This thesis challenges the idea that children’s literature is an inherently colonising act. By applying Mikhail Bakhtin’s theories of dialogism and the carnivalesque to the nonsense literature of Edward Lear and Lewis Carroll, I show that children’s texts can be read as non-colonising. A dialogic reading of Edward Lear’s limericks and Lewis Carroll’s Alice books shows that these texts are non-colonising and emancipatory because they do not promote one worldview or impose a concept of the essentialised child onto the reader. Instead, they challenge the arbitrary boundaries established and maintained by tools such as language and threats of social judgement that support imperial dichotomies of self and other. I also show how the discourse surrounding children’s literature perpetuates a “politics of innocence” concerning a dominant social concept of the child.

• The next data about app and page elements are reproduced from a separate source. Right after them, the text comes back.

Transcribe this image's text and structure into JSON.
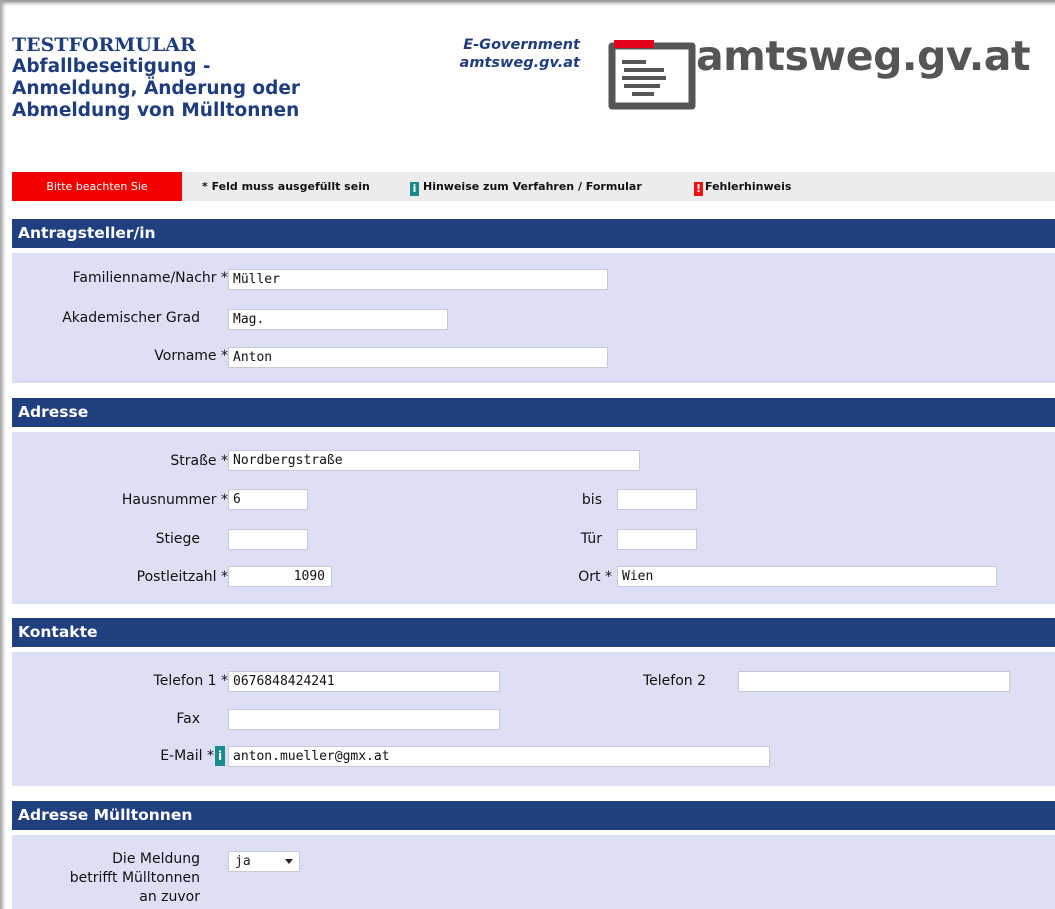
{
  "header": {
    "title_line1": "TESTFORMULAR",
    "title_line2": "Abfallbeseitigung -",
    "title_line3": "Anmeldung, Änderung oder",
    "title_line4": "Abmeldung von Mülltonnen",
    "egov_line1": "E-Government",
    "egov_line2": "amtsweg.gv.at",
    "logo_text": "amtsweg.gv.at"
  },
  "legend": {
    "attention": "Bitte beachten Sie",
    "required": "* Feld muss ausgefüllt sein",
    "info_badge": "i",
    "info": "Hinweise zum Verfahren / Formular",
    "error_badge": "!",
    "error": "Fehlerhinweis"
  },
  "applicant": {
    "heading": "Antragsteller/in",
    "lastname_label": "Familienname/Nachr *",
    "lastname_value": "Müller",
    "degree_label": "Akademischer Grad",
    "degree_value": "Mag.",
    "firstname_label": "Vorname *",
    "firstname_value": "Anton"
  },
  "address": {
    "heading": "Adresse",
    "street_label": "Straße *",
    "street_value": "Nordbergstraße",
    "housenr_label": "Hausnummer *",
    "housenr_value": "6",
    "bis_label": "bis",
    "bis_value": "",
    "stair_label": "Stiege",
    "stair_value": "",
    "door_label": "Tür",
    "door_value": "",
    "zip_label": "Postleitzahl *",
    "zip_value": "1090",
    "city_label": "Ort *",
    "city_value": "Wien"
  },
  "contact": {
    "heading": "Kontakte",
    "phone1_label": "Telefon 1 *",
    "phone1_value": "0676848424241",
    "phone2_label": "Telefon 2",
    "phone2_value": "",
    "fax_label": "Fax",
    "fax_value": "",
    "email_label": "E-Mail *",
    "email_info": "i",
    "email_value": "anton.mueller@gmx.at"
  },
  "bins": {
    "heading": "Adresse Mülltonnen",
    "question_line1": "Die Meldung",
    "question_line2": "betrifft Mülltonnen",
    "question_line3": "an zuvor",
    "answer": "ja"
  }
}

This discourse encourages purposive adaptations of children’s books, in this case, Lear’s and Carroll’s nonsense texts, that are more colonising than the original texts.
University of Newcastle Research Higher Degree Thesis